[Source records]

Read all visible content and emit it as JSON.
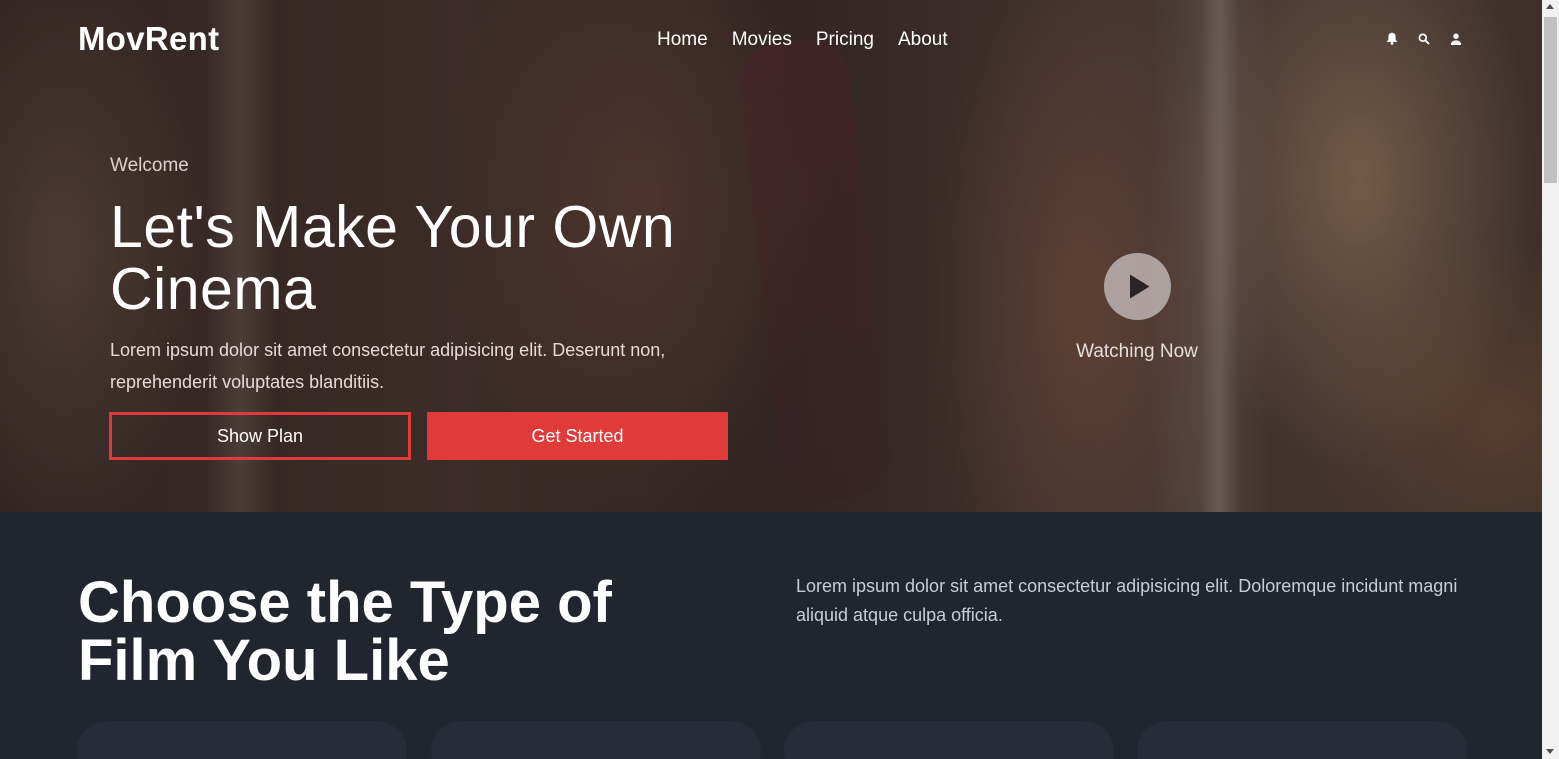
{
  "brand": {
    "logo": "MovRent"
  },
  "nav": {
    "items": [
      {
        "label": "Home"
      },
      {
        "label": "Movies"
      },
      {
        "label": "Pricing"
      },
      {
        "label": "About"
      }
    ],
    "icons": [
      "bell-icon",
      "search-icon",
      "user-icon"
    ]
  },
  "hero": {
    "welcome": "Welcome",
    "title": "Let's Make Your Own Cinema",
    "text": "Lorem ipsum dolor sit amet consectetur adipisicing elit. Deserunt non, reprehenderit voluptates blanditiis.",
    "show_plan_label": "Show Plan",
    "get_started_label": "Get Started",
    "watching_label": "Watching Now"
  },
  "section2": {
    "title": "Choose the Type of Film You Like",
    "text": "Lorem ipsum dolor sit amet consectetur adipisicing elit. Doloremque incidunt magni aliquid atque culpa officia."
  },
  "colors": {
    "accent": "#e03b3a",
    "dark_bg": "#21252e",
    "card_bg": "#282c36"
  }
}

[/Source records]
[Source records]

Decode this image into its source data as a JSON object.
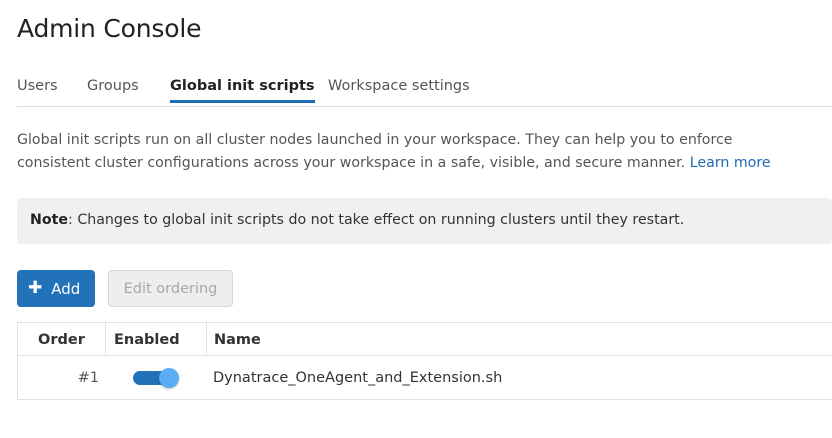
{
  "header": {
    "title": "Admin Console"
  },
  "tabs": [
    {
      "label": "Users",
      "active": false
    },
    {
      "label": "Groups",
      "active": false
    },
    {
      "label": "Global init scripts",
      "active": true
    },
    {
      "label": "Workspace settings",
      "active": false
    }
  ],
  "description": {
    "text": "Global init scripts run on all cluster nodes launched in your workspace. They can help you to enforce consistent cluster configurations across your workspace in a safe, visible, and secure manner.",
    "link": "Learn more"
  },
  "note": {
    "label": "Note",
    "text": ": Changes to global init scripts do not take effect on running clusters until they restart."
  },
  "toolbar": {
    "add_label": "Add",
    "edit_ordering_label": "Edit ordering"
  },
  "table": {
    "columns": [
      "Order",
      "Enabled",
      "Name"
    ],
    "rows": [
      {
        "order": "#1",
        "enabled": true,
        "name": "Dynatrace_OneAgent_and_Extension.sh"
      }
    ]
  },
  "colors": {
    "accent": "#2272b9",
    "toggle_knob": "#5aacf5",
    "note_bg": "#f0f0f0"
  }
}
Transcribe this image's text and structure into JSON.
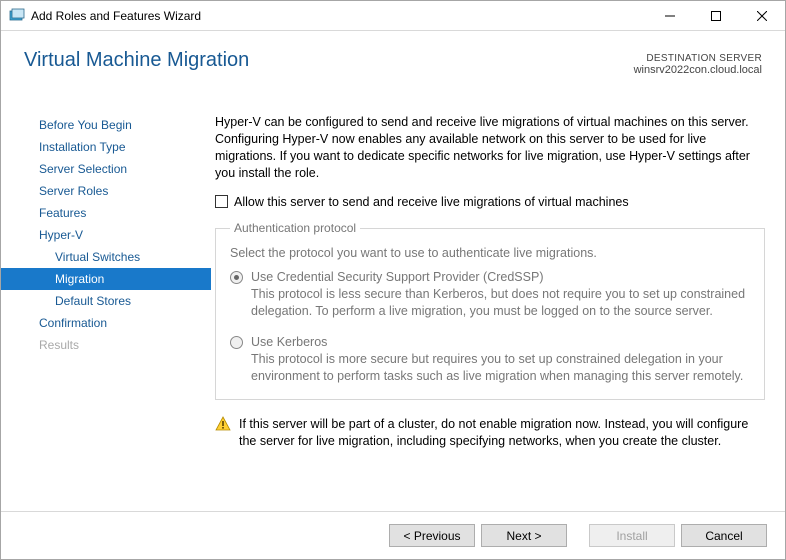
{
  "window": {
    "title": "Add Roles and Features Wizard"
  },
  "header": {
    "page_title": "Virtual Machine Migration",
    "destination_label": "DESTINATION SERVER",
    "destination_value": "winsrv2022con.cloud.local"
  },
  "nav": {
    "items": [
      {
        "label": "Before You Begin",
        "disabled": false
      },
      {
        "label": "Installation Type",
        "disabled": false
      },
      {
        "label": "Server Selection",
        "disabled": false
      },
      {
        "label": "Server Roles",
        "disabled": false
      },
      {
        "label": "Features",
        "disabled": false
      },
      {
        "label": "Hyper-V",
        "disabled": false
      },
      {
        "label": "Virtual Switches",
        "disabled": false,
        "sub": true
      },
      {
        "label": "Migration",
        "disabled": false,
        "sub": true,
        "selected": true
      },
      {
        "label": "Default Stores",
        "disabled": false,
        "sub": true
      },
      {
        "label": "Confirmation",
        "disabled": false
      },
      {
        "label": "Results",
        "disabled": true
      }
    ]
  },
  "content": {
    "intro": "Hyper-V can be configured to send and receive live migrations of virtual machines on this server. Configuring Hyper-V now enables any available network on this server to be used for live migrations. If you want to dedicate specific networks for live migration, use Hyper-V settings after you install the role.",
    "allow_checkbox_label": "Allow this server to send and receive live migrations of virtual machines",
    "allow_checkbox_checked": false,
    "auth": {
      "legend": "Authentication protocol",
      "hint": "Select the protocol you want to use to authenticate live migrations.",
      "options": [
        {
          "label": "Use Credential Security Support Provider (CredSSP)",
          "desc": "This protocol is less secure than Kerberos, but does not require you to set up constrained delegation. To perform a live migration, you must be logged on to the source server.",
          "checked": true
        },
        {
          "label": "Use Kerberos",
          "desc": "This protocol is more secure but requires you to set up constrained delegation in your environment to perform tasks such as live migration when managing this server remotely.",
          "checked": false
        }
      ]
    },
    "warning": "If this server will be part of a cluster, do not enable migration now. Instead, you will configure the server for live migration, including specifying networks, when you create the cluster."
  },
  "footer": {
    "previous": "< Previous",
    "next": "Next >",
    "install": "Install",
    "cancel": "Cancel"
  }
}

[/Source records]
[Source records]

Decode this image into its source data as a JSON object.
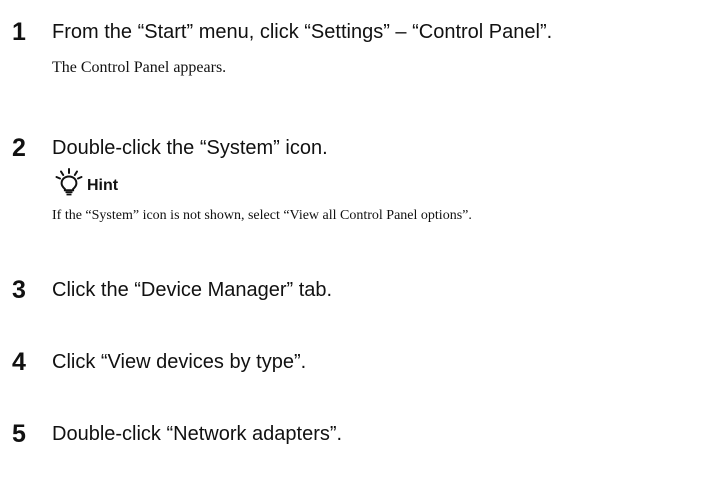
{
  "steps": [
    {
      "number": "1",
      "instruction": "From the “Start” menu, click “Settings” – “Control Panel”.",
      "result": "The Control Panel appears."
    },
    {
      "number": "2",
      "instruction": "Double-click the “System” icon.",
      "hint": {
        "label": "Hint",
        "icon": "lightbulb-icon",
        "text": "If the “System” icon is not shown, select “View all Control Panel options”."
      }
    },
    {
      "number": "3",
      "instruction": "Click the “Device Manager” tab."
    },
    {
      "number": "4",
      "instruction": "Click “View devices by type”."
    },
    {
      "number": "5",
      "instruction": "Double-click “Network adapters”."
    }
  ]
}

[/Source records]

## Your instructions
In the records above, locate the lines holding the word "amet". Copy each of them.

## Exercise answer
    "text": "Lorem ipsum dolor sit amet consectetur adipisicing elit. Deserunt non, reprehenderit voluptates blanditiis.",
    "text": "Lorem ipsum dolor sit amet consectetur adipisicing elit. Doloremque incidunt magni aliquid atque culpa officia."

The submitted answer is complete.